Millennium Bridge

Summer 2019

Bridge House Estates
Arup Group, Foster + Partners and Sir Anthony Caro

Millennium Bridge was London’s first new pedestrian bridge for over a century. The design was chosen through open competition and was won by Foster & Partners and Sir Anthony Caro with Arup. The bridge is an unusually shallow stressed cable suspension bridge, specifically designed to provide spectacular views of St Paul’s Cathedral and Tate Modern.

The bridge was dedicated by Queen Elizabeth II and originally opened in 2000. The sheer volume of pedestrian traffic on the bridge on opening days (90,000 people) caused an unexpected swaying motion, causing it to be nicknamed ‘The Wobbly Bridge’.

This problem was fixed by the retrofitting of 37 fluid-viscous (energy dissipating) dampers to control horizontal movement and 52 tuned mass (inertial) dampers to control vertical movement. The bridge was reopened in 2002 and has not been subject to significant vibration since.

Inspired by Sir Norman Foster’s love of superhero Flash Gordon, the architect’s original lighting scheme was designed to incorporate a ‘blade of light’. Alas this was not successfully realised at the time. For Illuminated River, Leo Villareal consulted Fosters & Partners so that he could reference the original lighting concept in his artwork for Millennium Bridge.

Artist Ben Wilson can often be found painting miniature works of art on discarded chewing gum on the walkways. If you look closely at the grooves of Millennium Bridge, you can discover up to 400 works of art.

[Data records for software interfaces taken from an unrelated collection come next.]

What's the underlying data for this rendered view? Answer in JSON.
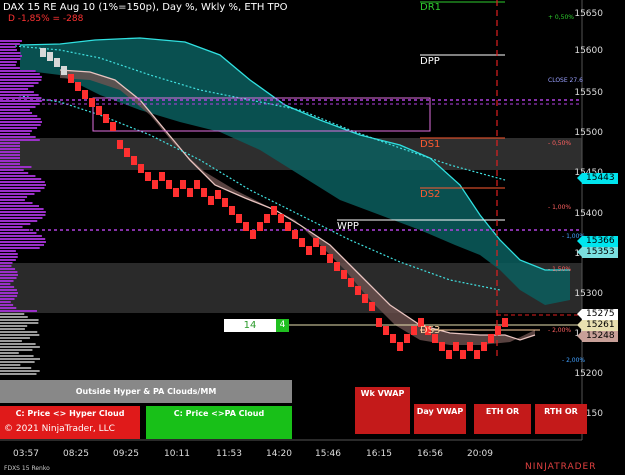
{
  "header": {
    "title": "DAX 15 RE Aug 10 (1%=150p), Day %, Wkly %, ETH TPO",
    "sub": "D -1,85% = -288"
  },
  "levels": {
    "dr1": "DR1",
    "dpp": "DPP",
    "ds1": "DS1",
    "ds2": "DS2",
    "wpp": "WPP",
    "ds3": "DS3"
  },
  "pct_labels": {
    "p050": "+ 0,50%",
    "close": "CLOSE 27.6",
    "m050": "- 0,50%",
    "m100": "- 1,00%",
    "m100b": "- 1,00%",
    "m150": "- 1,50%",
    "m200": "- 2,00%",
    "m200b": "- 2,00%"
  },
  "price_ticks": [
    "15650",
    "15600",
    "15550",
    "15500",
    "15450",
    "15400",
    "15350",
    "15300",
    "15250",
    "15200",
    "15150"
  ],
  "price_tags": [
    {
      "value": "15443",
      "color": "#00e5ee"
    },
    {
      "value": "15366",
      "color": "#00e5ee"
    },
    {
      "value": "15353",
      "color": "#7ae0e0"
    },
    {
      "value": "15275",
      "color": "#ffffff"
    },
    {
      "value": "15261",
      "color": "#e8e0b0"
    },
    {
      "value": "15248",
      "color": "#c8a098"
    }
  ],
  "time_ticks": [
    "03:57",
    "08:25",
    "09:25",
    "10:11",
    "11:53",
    "14:20",
    "15:46",
    "16:15",
    "16:56",
    "20:09"
  ],
  "counter": {
    "left": "14",
    "right": "4"
  },
  "buttons": {
    "outside": "Outside Hyper & PA Clouds/MM",
    "hyper": "C: Price <> Hyper Cloud",
    "pa": "C: Price <>PA Cloud",
    "wk_vwap": "Wk VWAP",
    "day_vwap": "Day VWAP",
    "eth_or": "ETH OR",
    "rth_or": "RTH OR"
  },
  "footer": {
    "copyright": "© 2021 NinjaTrader, LLC",
    "instrument": "FDXS 15 Renko",
    "brand": "NINJATRADER"
  },
  "colors": {
    "up": "#ff3030",
    "down": "#ff2020",
    "hyper_cloud": "#0a5a5a",
    "pa_cloud": "#7a5a58",
    "profile": "#9b30c8"
  }
}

Photo: Sean Pollock

Artist’s Vision

Illuminated River's pulse of light mirrors the movements of people crossing the bridge, highlighting their faces and casting silhouettes that enhance the bridge structure, while preserving the inky darkness of the Thames below.

Left: the former lighting on Millennium Bridge. Right: Leo Villareal’s Illuminated River artwork.

Leo Villareal discusses the architecture of Millennium Bridge and the inspiration behind his artwork.